Light

Light is the visible part of the electromagnetic spectrum. Electromagnetic waves like light exhibit all the phenomena of waves that we have already learned about.

Because electromagnetic waves are transverse waves, they can can have vertical or horizontal polarization.

When an electron falls from a higher energy level in an atom to a lower energy level in an atom, it gives off a photon with an energy equal to the change in the two energy levels. The energy corresponds to a specific wavelength, frequency, and color. The emission spectra of an atom is all of the colors that corresponds to energy level transitions in that atom. The only photons that will be absorbed by an atom are the ones that match energy level transitions, so atoms also have absorption spectra. These spectra, along with Doppler shift, can be used to measure the velocity of an object in space moving towards us or away from us.

The direction that light is moving can be changed through reflection or refraction. Light bends from refraction because light travels slower in denser materials. As it crosses the boundary from air to water the direction is changes, just like driving from pavement to sand at an angle would change the direction a car travels.

Refraction and reflection can be used to making different kinds of optics like lenses. A lens bends light in a way that is useful, allowing us to see things as larger than they really are.

For many years scientists couldn't figure out if light was made from waves or from particles. Refraction and Young's Two-Slit experiment can only be explained if light is made of waves, but the photoelectric effect can only be explained if light is particles.

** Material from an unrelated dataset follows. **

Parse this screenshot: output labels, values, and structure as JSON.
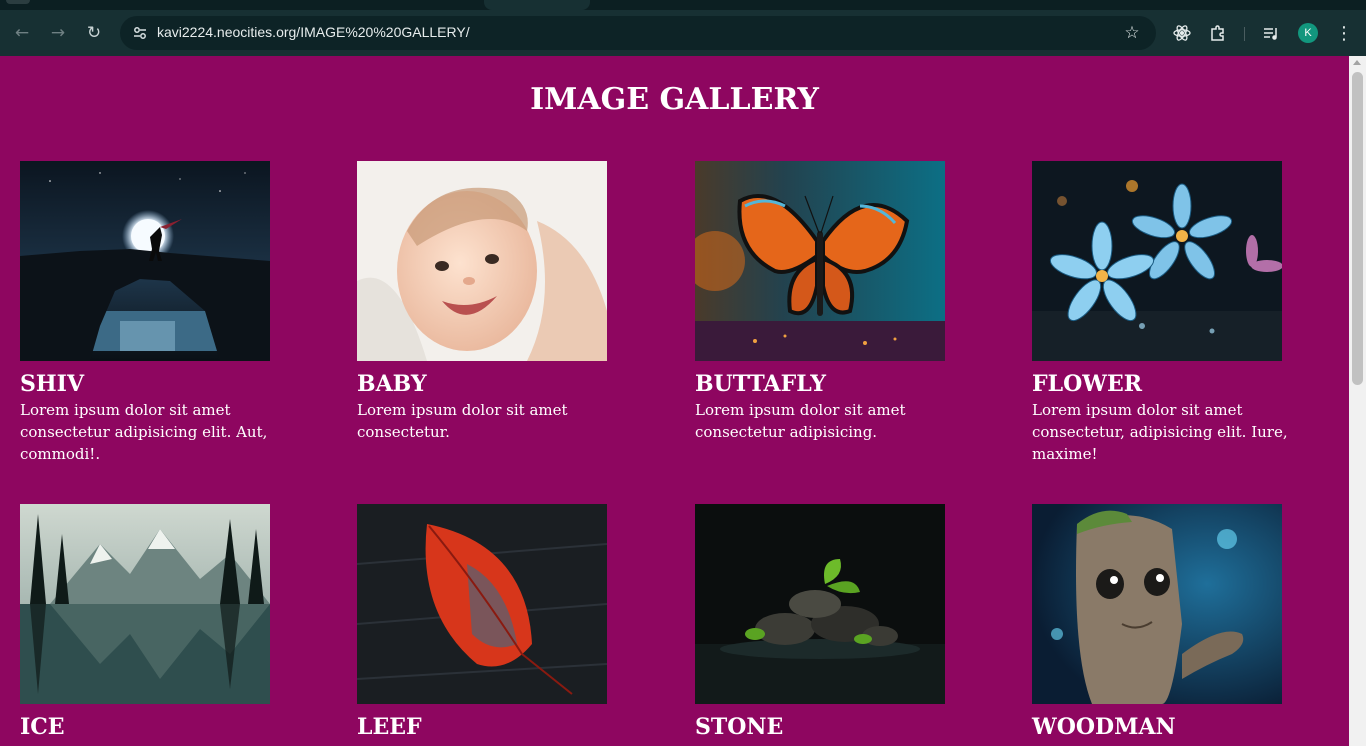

It turns out that not only light has the characteristics of both waves and particles, but everything does! That means that the atoms that make up your body can be thought of as waves. This starts to get into the realm of quantum mechanics. When I took Intro to Quantum Mechanics in college my professor started his first lecture by saying “At the end of this course you will all be very disturbed.” He was right!


Credit



Student made web page:

Reflection and Refraction (AL)